The answer should be the exact lines from the line containing "Convert this screenshot" through the last line of the material below, with no pictures.

|---|

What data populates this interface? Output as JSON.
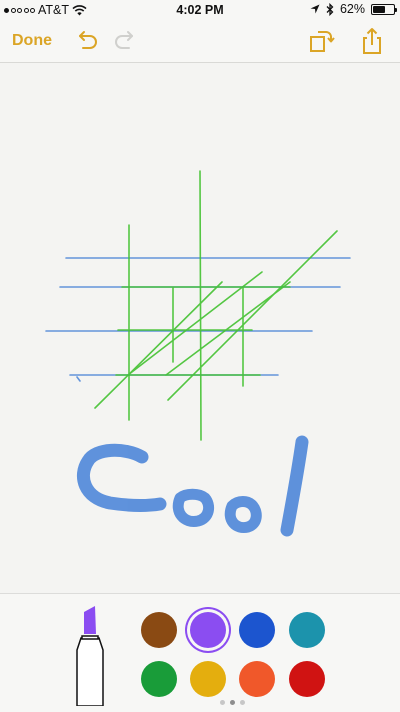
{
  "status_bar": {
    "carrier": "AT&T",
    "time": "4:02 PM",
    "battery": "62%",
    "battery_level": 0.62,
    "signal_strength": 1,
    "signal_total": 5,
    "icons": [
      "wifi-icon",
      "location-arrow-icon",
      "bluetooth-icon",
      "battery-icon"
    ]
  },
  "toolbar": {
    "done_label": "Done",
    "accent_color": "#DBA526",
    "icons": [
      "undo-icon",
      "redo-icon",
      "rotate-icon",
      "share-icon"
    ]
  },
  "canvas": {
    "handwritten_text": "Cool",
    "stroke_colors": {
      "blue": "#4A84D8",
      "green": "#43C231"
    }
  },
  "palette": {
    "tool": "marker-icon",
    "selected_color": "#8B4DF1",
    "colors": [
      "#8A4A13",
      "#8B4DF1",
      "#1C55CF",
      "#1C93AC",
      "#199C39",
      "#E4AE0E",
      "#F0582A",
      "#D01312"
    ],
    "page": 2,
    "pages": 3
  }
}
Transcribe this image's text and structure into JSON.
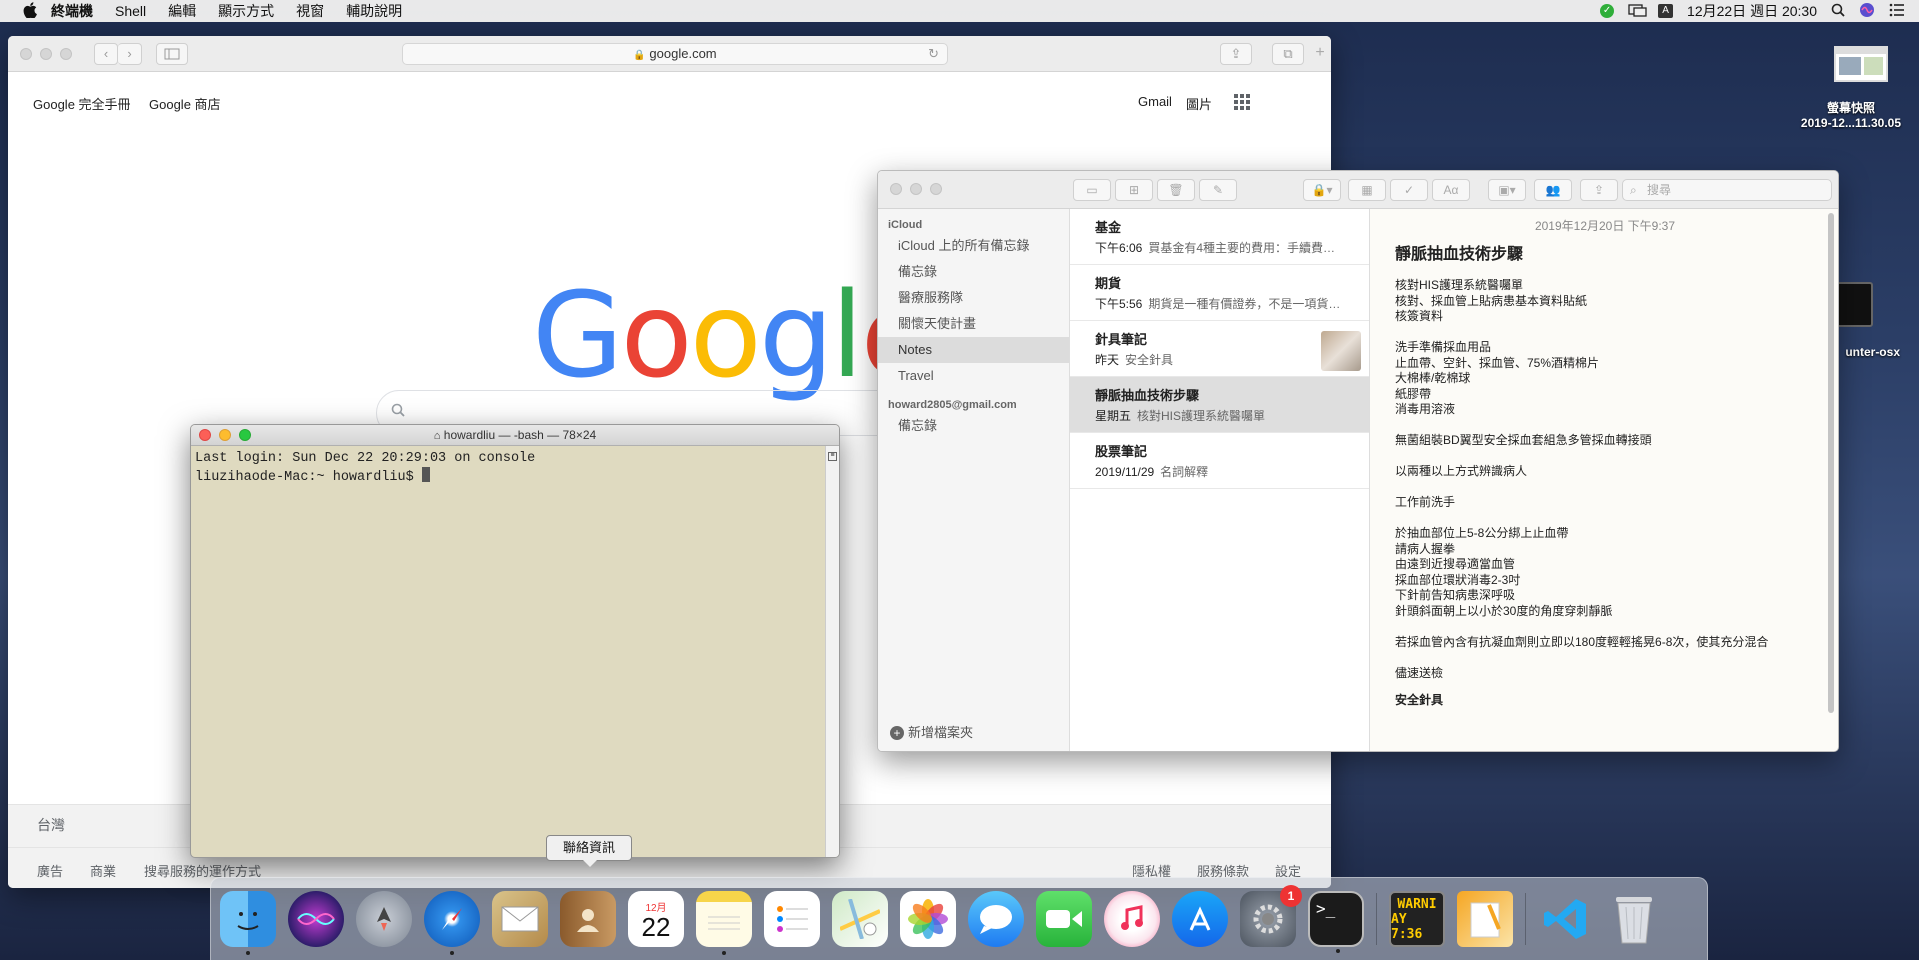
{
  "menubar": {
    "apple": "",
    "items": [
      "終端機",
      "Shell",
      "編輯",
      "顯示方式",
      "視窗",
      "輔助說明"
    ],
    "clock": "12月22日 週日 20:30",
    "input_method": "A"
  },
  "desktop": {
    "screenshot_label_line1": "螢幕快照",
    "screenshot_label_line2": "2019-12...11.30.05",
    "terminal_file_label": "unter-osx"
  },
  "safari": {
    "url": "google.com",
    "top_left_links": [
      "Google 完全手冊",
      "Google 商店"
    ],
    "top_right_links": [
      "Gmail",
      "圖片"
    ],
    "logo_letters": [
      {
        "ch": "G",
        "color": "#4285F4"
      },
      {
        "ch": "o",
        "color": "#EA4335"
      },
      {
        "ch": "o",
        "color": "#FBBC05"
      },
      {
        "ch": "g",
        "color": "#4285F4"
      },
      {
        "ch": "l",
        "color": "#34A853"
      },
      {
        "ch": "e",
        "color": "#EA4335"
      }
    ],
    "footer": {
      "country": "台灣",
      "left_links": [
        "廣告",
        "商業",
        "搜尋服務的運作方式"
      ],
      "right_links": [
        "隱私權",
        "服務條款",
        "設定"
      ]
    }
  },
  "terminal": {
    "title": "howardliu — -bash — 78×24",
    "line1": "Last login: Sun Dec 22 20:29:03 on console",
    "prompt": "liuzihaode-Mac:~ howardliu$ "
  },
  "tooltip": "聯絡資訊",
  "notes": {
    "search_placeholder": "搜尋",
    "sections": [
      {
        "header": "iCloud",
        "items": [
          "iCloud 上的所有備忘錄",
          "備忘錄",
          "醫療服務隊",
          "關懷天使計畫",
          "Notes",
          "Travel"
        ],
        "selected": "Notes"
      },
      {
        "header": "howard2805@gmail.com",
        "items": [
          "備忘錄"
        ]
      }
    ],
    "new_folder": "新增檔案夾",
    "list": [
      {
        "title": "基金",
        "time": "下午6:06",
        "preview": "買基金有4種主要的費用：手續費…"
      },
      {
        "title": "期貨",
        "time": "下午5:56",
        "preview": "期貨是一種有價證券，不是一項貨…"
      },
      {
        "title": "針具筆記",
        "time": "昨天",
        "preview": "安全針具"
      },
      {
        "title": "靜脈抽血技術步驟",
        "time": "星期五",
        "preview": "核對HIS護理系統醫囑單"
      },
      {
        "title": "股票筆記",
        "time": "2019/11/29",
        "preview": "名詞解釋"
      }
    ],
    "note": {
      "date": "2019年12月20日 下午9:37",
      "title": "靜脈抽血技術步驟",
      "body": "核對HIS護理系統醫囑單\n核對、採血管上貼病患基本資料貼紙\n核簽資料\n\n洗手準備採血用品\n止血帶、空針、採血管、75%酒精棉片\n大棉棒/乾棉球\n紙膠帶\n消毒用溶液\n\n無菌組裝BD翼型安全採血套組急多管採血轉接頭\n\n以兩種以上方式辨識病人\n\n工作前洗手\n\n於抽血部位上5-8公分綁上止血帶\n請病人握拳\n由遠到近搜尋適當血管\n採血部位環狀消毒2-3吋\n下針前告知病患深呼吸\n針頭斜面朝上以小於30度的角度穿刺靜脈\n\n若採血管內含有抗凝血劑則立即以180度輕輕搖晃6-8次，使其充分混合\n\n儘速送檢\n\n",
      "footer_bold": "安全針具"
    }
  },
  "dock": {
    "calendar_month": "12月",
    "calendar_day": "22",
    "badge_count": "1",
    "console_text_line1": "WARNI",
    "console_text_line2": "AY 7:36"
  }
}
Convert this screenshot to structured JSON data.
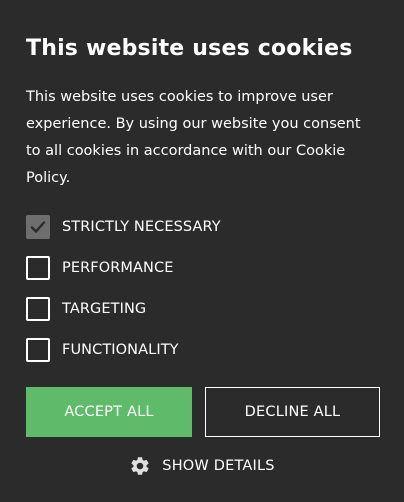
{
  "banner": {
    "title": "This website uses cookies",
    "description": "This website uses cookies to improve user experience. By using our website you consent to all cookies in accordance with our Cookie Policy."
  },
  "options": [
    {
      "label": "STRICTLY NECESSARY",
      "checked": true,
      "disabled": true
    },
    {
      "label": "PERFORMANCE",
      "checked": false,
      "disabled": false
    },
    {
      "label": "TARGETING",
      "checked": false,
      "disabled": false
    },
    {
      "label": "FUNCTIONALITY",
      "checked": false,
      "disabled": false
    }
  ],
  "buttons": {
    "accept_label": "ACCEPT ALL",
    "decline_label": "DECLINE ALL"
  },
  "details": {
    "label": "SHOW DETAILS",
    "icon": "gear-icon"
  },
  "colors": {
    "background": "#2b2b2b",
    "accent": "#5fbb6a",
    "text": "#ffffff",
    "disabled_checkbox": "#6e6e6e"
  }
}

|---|

▸ SOLUTION:
Convert this screenshot to structured JSON data.
{
  "banner": {
    "title": "This website uses cookies",
    "description": "This website uses cookies to improve user experience. By using our website you consent to all cookies in accordance with our Cookie Policy."
  },
  "options": [
    {
      "label": "STRICTLY NECESSARY",
      "checked": true,
      "disabled": true
    },
    {
      "label": "PERFORMANCE",
      "checked": false,
      "disabled": false
    },
    {
      "label": "TARGETING",
      "checked": false,
      "disabled": false
    },
    {
      "label": "FUNCTIONALITY",
      "checked": false,
      "disabled": false
    }
  ],
  "buttons": {
    "accept_label": "ACCEPT ALL",
    "decline_label": "DECLINE ALL"
  },
  "details": {
    "label": "SHOW DETAILS",
    "icon": "gear-icon"
  },
  "colors": {
    "background": "#2b2b2b",
    "accent": "#5fbb6a",
    "text": "#ffffff",
    "disabled_checkbox": "#6e6e6e"
  }
}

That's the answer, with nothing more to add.